» Exercise:
Write out each line of the entries below that holds the word "dims".

[Element data from apps and pages]
⟨
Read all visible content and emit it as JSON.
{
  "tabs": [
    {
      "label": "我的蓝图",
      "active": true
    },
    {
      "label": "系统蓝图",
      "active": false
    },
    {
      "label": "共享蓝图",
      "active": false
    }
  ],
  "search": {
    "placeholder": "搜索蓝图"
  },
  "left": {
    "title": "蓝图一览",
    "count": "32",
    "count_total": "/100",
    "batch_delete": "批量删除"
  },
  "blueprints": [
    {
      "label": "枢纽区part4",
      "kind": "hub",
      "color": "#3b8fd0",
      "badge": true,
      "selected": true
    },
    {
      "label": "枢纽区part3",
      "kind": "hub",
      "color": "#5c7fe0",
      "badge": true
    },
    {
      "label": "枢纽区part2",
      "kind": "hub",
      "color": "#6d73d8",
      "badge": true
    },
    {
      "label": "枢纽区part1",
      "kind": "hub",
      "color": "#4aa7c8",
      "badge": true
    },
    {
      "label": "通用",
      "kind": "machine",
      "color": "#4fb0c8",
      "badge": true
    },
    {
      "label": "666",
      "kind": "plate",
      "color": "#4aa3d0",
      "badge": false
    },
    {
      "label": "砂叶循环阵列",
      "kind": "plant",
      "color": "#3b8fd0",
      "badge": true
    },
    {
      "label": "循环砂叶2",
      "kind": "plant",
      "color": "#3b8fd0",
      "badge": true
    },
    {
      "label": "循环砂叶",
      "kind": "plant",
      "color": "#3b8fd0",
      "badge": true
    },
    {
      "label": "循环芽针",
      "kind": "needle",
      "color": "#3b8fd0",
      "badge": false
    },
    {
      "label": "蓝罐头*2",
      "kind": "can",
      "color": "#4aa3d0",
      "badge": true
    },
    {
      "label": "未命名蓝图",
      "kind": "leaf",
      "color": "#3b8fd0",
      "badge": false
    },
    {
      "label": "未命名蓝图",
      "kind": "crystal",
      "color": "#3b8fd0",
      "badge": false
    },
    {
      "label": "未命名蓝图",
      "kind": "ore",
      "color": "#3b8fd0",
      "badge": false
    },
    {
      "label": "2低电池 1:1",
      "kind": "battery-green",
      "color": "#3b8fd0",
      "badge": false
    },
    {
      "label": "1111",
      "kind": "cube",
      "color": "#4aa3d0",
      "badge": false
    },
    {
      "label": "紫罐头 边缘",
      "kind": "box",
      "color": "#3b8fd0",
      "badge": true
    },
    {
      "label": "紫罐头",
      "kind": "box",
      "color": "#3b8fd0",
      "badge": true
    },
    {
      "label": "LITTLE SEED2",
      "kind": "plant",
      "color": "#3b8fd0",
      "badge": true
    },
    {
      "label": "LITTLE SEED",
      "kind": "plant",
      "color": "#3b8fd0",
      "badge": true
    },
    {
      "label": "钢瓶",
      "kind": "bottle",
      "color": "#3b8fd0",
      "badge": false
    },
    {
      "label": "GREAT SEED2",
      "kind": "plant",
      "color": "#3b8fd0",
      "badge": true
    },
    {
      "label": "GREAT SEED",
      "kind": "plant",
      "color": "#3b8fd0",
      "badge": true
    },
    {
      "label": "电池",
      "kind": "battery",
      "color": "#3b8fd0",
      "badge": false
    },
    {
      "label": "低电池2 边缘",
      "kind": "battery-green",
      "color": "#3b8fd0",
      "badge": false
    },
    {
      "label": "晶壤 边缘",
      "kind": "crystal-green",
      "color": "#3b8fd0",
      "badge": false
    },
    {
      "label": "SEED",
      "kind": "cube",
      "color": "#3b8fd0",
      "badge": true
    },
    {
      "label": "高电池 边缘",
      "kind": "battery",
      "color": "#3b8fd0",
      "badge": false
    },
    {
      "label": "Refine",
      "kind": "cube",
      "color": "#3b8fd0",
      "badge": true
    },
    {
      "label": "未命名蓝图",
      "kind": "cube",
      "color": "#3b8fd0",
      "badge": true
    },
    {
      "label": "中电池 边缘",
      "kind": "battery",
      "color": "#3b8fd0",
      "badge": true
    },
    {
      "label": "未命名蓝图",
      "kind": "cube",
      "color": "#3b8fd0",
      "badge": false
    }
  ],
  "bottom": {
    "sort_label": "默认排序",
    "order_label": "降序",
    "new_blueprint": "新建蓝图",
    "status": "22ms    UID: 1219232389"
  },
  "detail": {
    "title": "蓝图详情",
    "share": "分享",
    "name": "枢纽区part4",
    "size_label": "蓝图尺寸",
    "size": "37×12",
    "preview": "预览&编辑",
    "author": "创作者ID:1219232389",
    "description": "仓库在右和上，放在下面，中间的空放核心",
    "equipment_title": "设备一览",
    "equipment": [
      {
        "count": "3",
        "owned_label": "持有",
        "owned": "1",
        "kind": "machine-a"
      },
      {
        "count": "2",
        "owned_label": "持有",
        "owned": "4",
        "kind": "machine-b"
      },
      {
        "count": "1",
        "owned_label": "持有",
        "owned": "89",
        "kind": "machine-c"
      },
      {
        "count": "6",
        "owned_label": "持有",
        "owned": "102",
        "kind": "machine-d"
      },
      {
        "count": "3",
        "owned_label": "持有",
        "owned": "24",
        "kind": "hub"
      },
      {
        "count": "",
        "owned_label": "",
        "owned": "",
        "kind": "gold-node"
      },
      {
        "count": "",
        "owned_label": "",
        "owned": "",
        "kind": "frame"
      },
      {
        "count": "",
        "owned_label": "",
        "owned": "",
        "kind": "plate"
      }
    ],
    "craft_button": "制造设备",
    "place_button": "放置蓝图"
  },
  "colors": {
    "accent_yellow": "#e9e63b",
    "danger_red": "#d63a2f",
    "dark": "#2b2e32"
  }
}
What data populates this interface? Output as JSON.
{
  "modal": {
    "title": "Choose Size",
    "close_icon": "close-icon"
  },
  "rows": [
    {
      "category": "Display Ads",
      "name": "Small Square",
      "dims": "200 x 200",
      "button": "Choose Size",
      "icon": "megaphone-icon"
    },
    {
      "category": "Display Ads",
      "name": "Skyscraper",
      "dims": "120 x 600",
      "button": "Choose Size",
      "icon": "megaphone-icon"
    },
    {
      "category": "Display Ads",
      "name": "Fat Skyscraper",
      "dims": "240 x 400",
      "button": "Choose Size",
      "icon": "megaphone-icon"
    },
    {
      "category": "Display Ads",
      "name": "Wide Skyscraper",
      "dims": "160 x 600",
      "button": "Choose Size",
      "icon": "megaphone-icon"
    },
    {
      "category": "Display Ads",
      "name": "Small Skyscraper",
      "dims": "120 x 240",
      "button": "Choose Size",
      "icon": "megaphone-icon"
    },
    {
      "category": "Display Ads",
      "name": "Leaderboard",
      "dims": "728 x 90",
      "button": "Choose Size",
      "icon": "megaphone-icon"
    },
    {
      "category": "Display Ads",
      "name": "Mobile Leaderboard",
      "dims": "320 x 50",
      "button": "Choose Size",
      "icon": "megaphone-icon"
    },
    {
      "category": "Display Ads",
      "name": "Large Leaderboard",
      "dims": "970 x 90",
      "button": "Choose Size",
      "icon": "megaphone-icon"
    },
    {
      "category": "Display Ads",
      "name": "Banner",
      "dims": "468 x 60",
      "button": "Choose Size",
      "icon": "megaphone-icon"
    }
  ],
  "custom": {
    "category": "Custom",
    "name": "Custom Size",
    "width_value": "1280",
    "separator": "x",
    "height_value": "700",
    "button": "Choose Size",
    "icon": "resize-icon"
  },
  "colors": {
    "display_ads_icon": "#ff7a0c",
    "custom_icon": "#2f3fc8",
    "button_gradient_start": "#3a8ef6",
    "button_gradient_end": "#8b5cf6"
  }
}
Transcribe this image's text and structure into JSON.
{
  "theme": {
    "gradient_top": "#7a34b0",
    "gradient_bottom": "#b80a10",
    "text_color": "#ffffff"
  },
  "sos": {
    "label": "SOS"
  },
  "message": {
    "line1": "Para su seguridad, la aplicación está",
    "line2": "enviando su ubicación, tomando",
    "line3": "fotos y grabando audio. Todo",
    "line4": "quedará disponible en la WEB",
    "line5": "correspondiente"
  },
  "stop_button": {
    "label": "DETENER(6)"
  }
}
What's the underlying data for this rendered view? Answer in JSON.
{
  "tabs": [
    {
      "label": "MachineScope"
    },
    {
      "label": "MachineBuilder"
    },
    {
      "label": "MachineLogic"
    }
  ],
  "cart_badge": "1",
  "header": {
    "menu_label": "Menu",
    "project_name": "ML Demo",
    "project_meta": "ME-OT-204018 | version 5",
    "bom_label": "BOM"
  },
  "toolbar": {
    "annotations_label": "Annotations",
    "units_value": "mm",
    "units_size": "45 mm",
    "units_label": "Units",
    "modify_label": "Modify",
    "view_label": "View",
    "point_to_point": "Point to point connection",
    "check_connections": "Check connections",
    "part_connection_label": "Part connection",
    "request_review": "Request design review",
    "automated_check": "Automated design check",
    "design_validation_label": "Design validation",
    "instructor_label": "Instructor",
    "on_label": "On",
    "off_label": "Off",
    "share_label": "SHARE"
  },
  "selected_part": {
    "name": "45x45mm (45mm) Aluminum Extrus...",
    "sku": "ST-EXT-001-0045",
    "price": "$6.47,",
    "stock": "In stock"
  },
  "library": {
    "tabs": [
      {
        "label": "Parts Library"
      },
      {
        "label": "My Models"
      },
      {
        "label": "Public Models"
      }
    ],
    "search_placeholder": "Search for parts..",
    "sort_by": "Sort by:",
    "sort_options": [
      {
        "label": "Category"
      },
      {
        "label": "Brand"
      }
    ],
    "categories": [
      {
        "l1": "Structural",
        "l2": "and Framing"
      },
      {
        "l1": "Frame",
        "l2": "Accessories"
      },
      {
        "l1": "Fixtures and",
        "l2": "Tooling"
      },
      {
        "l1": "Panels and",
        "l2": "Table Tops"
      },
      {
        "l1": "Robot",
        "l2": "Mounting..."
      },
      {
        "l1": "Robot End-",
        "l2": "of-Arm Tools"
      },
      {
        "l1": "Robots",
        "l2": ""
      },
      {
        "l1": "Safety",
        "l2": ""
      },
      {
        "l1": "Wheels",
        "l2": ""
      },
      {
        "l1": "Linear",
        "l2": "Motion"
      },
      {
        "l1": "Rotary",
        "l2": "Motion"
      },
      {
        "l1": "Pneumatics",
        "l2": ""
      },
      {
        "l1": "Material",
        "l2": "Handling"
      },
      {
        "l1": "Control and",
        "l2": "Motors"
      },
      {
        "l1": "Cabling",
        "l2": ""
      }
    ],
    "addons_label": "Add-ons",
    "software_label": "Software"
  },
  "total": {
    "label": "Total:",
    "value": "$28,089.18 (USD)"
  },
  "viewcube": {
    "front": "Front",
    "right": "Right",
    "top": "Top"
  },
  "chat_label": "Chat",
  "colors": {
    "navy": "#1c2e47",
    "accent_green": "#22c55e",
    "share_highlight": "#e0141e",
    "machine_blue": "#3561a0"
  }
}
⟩
» Written response:
      "dims": "200 x 200",
      "dims": "120 x 600",
      "dims": "240 x 400",
      "dims": "160 x 600",
      "dims": "120 x 240",
      "dims": "728 x 90",
      "dims": "320 x 50",
      "dims": "970 x 90",
      "dims": "468 x 60",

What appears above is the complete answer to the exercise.